In A Garden, famed American dancemaker Mark Morris creates a sunny, courtly atmosphere for twelve dancers. Just as Richard Strauss reinterpreted the French baroque dances of François Couperin for modern-day orchestra in the score Morris has chosen for A Garden, so Morris suggests baroque dance itself, with its fast, filigree footwork—or “petit allegro”—and low-held arms, interpreted by today’s classically trained dancers with the technique, wit, and musicality that Morris brings to all his work.
Reviewing a 2001 performance by San Francisco Ballet, for whom A Garden was choreographed, Debra Craine of London’s Times wrote, “A Garden uses the language of classical ballet but cuts it loose from its tight precepts every time it threatens to become formulaic…It’s also fun to watch the dancers’ sophisticated classical training erupt naturally through choreography which expresses itself in such (deceptively) simple pleasures.
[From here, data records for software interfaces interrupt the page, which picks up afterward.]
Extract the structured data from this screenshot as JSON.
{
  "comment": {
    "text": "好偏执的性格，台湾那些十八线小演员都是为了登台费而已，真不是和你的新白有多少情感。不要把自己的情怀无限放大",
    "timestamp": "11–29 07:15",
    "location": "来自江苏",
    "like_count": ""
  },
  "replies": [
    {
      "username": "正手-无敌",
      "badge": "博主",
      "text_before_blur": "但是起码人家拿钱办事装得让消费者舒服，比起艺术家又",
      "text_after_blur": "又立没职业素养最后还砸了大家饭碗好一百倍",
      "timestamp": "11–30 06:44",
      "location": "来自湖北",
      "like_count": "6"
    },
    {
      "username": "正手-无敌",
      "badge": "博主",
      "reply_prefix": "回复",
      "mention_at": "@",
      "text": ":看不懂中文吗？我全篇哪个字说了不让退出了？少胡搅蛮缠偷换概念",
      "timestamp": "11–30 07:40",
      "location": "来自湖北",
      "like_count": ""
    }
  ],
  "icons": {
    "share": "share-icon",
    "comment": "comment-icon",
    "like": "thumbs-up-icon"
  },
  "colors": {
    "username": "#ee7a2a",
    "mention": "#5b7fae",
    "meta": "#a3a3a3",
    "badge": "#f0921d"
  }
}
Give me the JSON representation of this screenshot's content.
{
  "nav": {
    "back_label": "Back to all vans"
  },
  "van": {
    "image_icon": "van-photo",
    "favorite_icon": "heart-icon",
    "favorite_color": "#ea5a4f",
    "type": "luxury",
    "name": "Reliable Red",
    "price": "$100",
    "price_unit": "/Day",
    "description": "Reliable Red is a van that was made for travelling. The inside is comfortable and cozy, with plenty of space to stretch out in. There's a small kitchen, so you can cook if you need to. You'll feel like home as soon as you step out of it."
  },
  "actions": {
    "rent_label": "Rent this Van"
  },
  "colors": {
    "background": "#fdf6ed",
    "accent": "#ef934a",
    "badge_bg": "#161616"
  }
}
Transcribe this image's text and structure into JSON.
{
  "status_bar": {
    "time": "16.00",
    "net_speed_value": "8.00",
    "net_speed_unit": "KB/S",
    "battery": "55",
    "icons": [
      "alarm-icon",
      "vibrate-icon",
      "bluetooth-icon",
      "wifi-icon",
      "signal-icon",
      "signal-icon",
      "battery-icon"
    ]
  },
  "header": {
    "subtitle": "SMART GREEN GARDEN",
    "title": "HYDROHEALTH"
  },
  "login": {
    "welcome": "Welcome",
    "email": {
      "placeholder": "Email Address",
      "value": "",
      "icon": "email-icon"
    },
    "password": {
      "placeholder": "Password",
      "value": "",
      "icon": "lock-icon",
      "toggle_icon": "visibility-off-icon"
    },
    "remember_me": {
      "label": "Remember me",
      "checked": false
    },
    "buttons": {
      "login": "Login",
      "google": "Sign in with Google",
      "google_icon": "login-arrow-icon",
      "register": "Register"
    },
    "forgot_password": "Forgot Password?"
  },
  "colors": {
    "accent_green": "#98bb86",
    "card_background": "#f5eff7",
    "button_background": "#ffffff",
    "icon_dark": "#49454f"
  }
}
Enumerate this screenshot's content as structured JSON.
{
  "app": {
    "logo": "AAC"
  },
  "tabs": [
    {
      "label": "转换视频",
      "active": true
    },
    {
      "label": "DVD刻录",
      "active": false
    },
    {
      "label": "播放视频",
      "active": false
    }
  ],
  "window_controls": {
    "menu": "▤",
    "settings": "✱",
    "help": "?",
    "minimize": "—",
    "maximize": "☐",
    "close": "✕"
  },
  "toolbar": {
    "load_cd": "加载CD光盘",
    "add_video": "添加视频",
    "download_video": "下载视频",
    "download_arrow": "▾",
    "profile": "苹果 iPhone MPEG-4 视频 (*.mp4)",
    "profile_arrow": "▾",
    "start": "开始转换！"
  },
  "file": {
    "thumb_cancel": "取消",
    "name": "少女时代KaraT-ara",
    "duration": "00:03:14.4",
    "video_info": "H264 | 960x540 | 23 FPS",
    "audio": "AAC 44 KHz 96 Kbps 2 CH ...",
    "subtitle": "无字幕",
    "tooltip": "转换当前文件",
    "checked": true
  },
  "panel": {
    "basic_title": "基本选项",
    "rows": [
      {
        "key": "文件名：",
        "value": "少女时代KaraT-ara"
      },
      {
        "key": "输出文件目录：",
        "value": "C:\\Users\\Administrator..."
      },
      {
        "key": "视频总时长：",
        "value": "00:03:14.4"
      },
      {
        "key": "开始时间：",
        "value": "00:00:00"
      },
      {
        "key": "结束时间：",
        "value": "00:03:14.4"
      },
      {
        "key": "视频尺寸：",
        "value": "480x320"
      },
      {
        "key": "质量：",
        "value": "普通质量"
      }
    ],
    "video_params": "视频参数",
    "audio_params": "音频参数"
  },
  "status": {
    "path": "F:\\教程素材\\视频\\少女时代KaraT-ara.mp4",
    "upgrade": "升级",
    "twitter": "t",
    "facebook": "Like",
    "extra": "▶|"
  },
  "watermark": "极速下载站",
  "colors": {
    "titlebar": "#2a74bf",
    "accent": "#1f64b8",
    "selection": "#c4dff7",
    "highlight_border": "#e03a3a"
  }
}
Like all Morris’s best dances, A Garden builds a sense of companionship on stage and Morris’s dialogue with his music is immediate and sympathetic.”
Notes by Doug Fullington.